Task instructions: From the entries, copy every line that carries the string "JSON".

++++++++

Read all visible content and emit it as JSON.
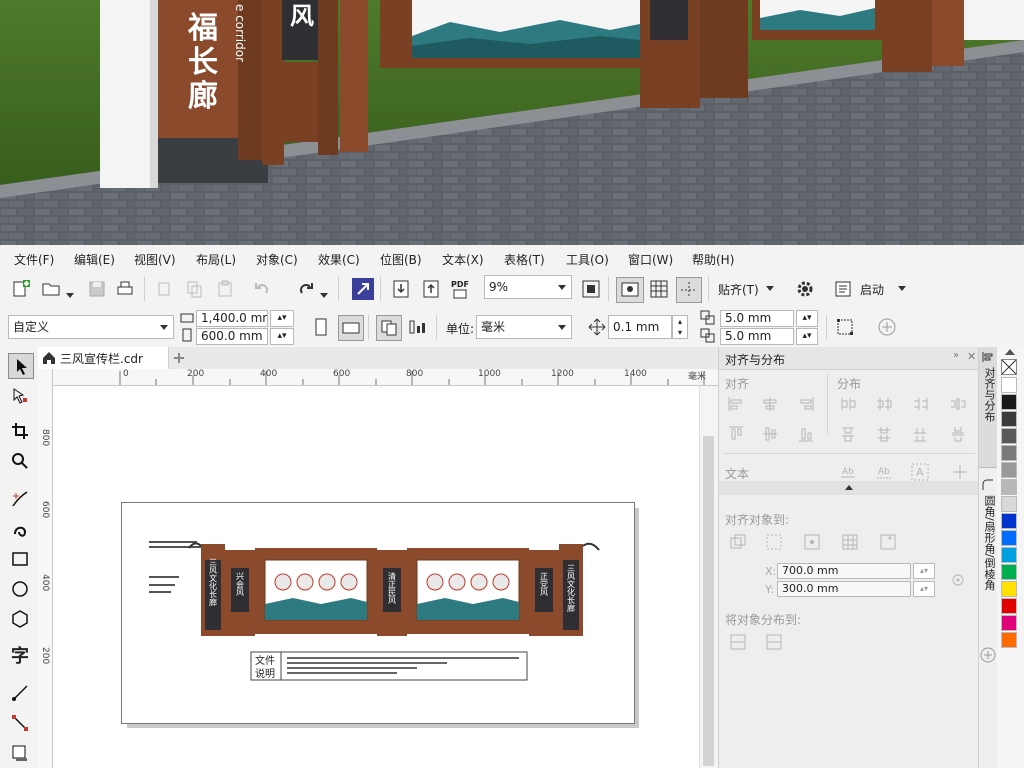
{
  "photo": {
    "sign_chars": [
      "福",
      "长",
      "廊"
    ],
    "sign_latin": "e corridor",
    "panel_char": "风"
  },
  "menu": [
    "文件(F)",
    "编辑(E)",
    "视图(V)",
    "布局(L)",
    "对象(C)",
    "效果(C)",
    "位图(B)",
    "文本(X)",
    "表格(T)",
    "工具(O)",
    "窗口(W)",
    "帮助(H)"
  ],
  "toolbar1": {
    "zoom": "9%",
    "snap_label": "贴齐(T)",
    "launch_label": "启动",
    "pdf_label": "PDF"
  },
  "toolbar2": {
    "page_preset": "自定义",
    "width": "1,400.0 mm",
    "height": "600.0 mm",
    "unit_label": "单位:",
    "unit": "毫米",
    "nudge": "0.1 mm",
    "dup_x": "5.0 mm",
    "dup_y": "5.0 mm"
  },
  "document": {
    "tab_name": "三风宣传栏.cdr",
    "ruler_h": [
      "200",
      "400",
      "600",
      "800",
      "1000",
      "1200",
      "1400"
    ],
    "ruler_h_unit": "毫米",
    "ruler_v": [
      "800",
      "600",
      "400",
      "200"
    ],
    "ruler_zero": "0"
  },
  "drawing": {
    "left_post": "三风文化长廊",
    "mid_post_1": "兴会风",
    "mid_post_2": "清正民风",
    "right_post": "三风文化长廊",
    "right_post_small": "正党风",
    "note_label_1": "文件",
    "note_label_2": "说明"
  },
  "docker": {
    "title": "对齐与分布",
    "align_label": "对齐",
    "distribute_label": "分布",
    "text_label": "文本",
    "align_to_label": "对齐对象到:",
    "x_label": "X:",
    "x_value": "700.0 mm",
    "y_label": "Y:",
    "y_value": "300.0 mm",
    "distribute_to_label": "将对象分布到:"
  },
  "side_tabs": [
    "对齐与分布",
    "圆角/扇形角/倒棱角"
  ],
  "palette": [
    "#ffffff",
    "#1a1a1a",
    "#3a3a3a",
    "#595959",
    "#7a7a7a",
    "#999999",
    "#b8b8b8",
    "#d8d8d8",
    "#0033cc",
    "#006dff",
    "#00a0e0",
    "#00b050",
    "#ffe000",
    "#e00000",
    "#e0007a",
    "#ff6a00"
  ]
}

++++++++

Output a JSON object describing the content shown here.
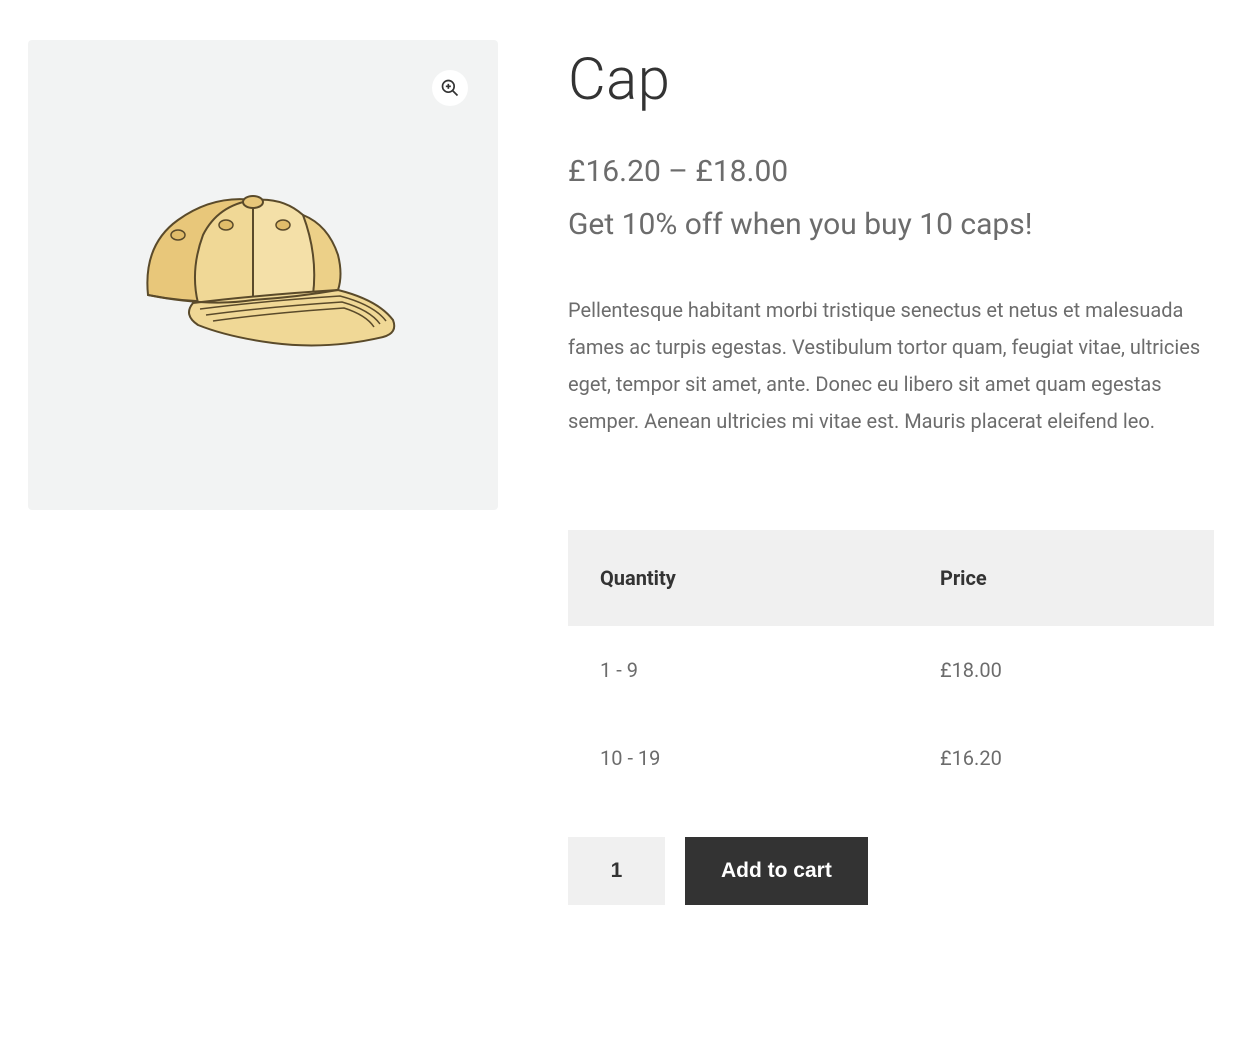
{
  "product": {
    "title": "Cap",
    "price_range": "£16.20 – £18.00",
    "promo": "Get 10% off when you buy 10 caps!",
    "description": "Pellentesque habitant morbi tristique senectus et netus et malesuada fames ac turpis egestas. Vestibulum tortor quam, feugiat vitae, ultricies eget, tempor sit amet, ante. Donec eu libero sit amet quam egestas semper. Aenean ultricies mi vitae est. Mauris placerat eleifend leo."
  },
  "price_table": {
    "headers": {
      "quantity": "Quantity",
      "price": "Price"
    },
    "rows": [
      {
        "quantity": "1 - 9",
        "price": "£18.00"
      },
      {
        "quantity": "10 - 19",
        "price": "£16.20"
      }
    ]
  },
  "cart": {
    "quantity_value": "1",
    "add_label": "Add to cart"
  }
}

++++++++

Answer to the problem:
Read all visible content and emit it as JSON.
Output a JSON object describing the content shown here.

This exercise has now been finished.